We are all familiar with the uncontrollable ruminating over a single negative experience or fear. At other times, many, many thoughts pour through our minds without direction or limit. Suggestions from Patanjali deal with both the problems and resolutions for the fickleness of the human mind.

All of the methods used are meditations. First, there are our attitudes towards others - staying consciously away from negativity. Keep them always loving and kind, compassionate, full of good wishes, and neutral when we can't quite get to feeling positive about another. (Sutra 1.33)

In the following five thoughts, the Yoga Sutras provide specific focal points for controlling the mind: awareness of the breath and awareness of the rising and dropping away of physical sensations, locating 'inner luminosity' or focusing on a point of brightness in the center of the chest, seeing the mind as rock steady, and, finally, just following where the mind leads you, one thought at a time to its conclusion. Finally, it suggests contemplating on one pleasant thought. Such simple advice, but not so easy to do.

My personal practice of mantra meditation has helped me calm the mind. It is a practice to be done daily, and often. It is never omitted and never abbreviated. Relentless and constant till the mind bows and bends to your impersonal, superior Self.

Join our Mantra Meditation on Mother's Day, May 12. Bring your mother or your child for free.

Namaste,

sipra

Chris Johnson
NIYAMA: COMMITMENT TO ONESELF

Niyama: Commitment to Oneself

In the October newsletter we considered commitment as a philosophical concept according to Patanjali's 'Yoga Sutra'. Life is all about commitment and surrender. 'Commitment to the cause and surrender to the result.'

In a practical sense, our commitments make us who we truly are.
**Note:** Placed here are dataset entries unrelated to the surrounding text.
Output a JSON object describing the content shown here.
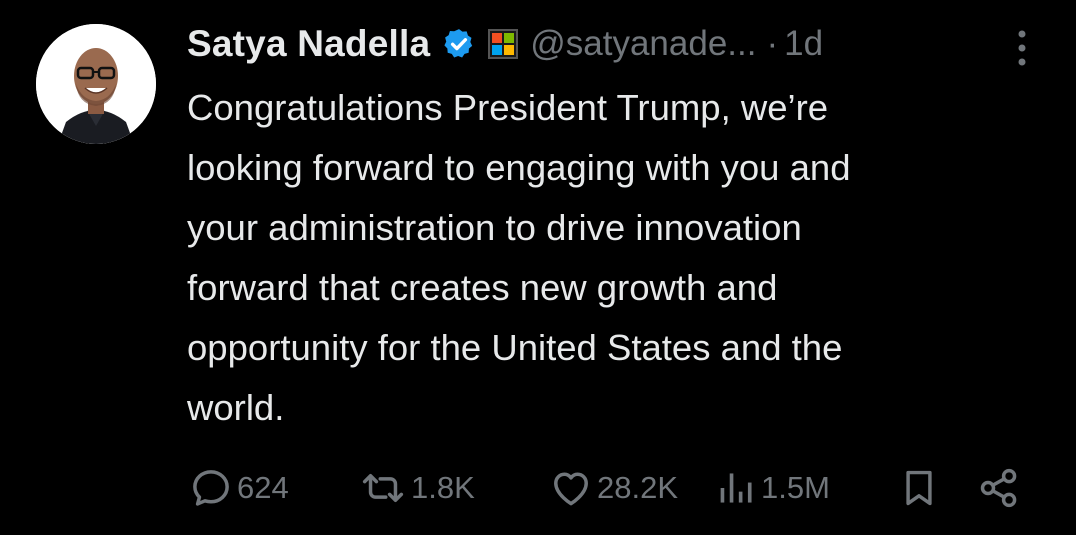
{
  "tweet": {
    "author": {
      "display_name": "Satya Nadella",
      "handle": "@satyanade...",
      "verified": true
    },
    "separator": "·",
    "timestamp": "1d",
    "text": "Congratulations President Trump, we’re\nlooking forward to engaging with you and\nyour administration to drive innovation\nforward that creates new growth and\nopportunity for the United States and the\nworld.",
    "actions": {
      "replies": "624",
      "reposts": "1.8K",
      "likes": "28.2K",
      "views": "1.5M"
    }
  },
  "colors": {
    "background": "#000000",
    "primary_text": "#e7e9ea",
    "secondary_text": "#71767b",
    "verified_badge": "#1d9bf0"
  },
  "icons": {
    "verified": "verified-badge-icon",
    "affiliate": "microsoft-logo-icon",
    "more": "more-vertical-icon",
    "reply": "speech-bubble-icon",
    "repost": "repost-arrows-icon",
    "like": "heart-icon",
    "views": "bar-chart-icon",
    "bookmark": "bookmark-icon",
    "share": "share-icon"
  }
}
Do we value our own word? Often we will do all we can to follow through on what we have promised others, but just as often we drop the commitment to ourselves. How can we do our best for others if we don't practice it on ourselves first? How can we feed the hungry when we ourselves are starved? 
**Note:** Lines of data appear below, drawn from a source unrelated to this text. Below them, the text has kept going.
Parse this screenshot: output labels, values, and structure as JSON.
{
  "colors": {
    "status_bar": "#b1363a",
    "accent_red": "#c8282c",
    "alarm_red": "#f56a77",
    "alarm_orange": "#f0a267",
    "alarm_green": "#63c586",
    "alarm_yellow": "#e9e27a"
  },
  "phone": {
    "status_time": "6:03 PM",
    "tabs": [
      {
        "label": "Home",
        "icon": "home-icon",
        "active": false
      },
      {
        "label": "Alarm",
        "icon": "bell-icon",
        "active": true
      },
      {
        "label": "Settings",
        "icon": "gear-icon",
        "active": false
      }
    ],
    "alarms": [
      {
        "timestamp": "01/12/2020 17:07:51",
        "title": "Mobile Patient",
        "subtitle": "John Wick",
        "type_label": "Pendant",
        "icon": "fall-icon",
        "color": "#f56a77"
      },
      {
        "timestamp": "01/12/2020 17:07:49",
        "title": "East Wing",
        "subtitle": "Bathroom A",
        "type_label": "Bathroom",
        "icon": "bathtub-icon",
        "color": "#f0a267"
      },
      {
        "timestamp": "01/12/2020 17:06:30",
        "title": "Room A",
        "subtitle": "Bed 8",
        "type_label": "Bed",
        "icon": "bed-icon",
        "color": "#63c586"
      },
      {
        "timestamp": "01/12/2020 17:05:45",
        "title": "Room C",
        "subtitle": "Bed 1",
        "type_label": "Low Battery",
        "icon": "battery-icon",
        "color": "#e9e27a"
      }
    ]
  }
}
Start by being your best self! In the study of yoga one learns that it starts with Niyama in Ashtanga (or the Eight Limbs of Yoga) which is the second step in physical, mental and spiritual growth. Niyama (the commitment to daily observances relating to oneself) consists of keeping oneself morally pure in body, mind and spirit (shaucha); being content (santosha); persistently practicing self-discipline (Tapas); self-study/self reflection (Svadhyaya); and focus on the Ultimate Reality or spiritual transformation (Ishwarapranidhana).

Commitment is a conscious decision made by us to/for ourselves. It is made with full awareness of the goal in mind - to be better, and to ultimately be the best we can be in this lifetime. It is a commitment to connect with our better Self, and connect to the world around us in loving and giving ways. It is not at all about how we look or how we present ourselves to the world. Nevertheless, self-care is very much a commitment to ourselves.

Hold your head up high, friend, and breathe deep. Make heads turn in wonder at the majesty of your Being.

Namaste,

sipra

NewsletterChris Johnson